Long-haul truck transport represents major challenges for battery and charging systems. High-capacity charging offers a solution by creating a system that enables battery-driven trucks to charge at rest stops during the forty-five-minute breaks drivers are required to take by law. Total budget for the “High-capacity charging in long-haul truck transport”project, orHoLa for short, amounts to 27 million euros.
The goal is to achieve low-emission long-haul transport without any restrictions on operating ranges. German climate protection law requires reductions in carbon dioxide emissions in the transport sector of 48 percent compared with 1990 by 2030. HoLa is one of three innovation cluster projects for climate-friendly truck drive technologies funded by the Federal Ministry of Transport and Digital Infrastructure (BMVI) as a contribution to achieving these emission goals. HoLa will develop and operate high-capacity charging points at four locations along the A2 highway linking the Ruhr region and Berlin. The internationally standardized Combined Charging System (CCS) with a charging capacity of 450 kilowatts will be used during an initial phase. New types of high-capacity charging points using the Megawatt Charging System (MCS) with a charging capacity of almost 1000 kilowatts will then be developed in a second phase.
The construction and operation of the infrastructure as well as the vehicles themselves will be accompanied by an extensive research program. “The Chair of Methods for Product Development and Mechatronics at TU Berlin is chiefly responsible for evaluating and optimizing the operational concept,” says head of chair Professor Dr.-Ing. Dietmar Göhlich. “Our partners determine charging profiles for the vehicles and create load profiles for the charging stations. This shows, among other things, how costly the maintenance of the vehicles and the infrastructure will be. Our role is to analyze this comprehensive data and derive optimization measures.”
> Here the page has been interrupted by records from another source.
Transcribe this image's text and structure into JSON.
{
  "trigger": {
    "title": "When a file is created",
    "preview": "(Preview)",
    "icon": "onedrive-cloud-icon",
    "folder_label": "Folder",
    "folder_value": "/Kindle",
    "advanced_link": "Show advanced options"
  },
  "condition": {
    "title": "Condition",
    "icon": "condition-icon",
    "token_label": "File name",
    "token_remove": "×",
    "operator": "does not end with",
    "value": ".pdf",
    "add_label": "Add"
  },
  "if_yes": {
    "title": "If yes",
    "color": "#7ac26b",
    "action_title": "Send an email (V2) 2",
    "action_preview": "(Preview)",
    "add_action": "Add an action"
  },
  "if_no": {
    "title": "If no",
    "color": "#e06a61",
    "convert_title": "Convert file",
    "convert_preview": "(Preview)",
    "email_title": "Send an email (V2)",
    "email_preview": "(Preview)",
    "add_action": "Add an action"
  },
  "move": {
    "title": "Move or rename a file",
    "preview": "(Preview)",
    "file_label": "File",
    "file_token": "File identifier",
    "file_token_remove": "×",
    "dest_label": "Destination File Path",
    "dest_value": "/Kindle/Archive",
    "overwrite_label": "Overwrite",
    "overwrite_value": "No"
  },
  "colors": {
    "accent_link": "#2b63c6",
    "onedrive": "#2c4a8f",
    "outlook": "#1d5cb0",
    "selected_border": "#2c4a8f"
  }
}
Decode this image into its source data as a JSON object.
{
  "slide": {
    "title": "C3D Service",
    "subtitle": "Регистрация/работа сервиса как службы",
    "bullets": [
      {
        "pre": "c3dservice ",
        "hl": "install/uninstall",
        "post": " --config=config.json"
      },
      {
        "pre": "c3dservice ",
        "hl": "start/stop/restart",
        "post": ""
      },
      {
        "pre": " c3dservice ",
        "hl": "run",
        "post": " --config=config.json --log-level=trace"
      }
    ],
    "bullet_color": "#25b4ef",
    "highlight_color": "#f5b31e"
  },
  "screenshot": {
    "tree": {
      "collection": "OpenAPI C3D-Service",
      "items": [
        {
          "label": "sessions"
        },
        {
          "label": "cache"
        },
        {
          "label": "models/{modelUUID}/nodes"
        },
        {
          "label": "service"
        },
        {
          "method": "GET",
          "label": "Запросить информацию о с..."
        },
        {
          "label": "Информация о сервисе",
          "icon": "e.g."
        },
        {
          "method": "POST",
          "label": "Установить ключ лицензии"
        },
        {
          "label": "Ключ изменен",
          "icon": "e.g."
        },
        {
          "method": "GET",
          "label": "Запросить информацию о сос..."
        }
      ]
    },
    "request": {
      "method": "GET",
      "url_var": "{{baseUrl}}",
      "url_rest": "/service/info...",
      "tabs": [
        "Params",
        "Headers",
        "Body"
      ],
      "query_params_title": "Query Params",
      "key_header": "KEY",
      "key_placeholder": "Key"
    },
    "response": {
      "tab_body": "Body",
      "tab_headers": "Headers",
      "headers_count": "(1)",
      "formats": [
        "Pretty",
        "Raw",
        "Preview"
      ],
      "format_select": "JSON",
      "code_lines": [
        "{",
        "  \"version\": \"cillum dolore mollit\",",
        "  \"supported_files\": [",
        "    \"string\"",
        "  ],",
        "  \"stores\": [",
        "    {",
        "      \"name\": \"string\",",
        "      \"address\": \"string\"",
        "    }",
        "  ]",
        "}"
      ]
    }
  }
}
The Chair of Methods for Product Development and Mechatronics has been working on high-capacity charging of electric vehicles since 2012. Initially, the focus was on electrically powered buses and the research team at TU Berlin has been collecting and analyzing data from actual operations since the introduction of Berlin’s first electric bus line (204) in 2015. They are now applying this expertise to electric trucks.
“The heterogeneous environment presents a particular challenge,” says Göhlich. “Measurements have to be taken for vehicles from four different truck manufacturers along the entire A2 highway between the Ruhr region and Berlin. Measurements will also have to be taken at the charging stations along the A2 as well as at our logistics partners’ locations. As the data hub for all project partners, our researchers have to conduct uniform evaluations and analyses of all these heterogeneous data from different sources.”
Using measurements of power consumption directly in the vehicles as well as the charging capacity of the stations, the researchers will be able to improve existing simulation models and develop proposals for optimizing operations. They have already successfully carried out this type of operational optimization for the e-buses and depots of the BVG – Berlin’s public transport company.
In theory, it should be possible to fully charge electric trucks for the next stage of their route during the breaks drivers are required to take by law. Theoretically at least, this gives vehicles an almost infinite range. “We are interested to see how far we can achieve this in practice over a longer period of time,” says Göhlich. If the project proves successful, much future heavy freight transport could be switched to low-emission electric trucks using high-capacity charging stations.
The participating companies are contributing 15 million euros to the project. The Federal Ministry of Transport and Digital Infrastructure (BMVI) will be providing 12 million euros funding between September 2021 and the end of 2024, with 370,000 euros earmarked for TU Berlin. Thirteen consortium and eight associate partners from industry and research are participating in the project, including truck manufactures Daimler, MAN, Volvo and Scania, who will be providing 12 vehicles.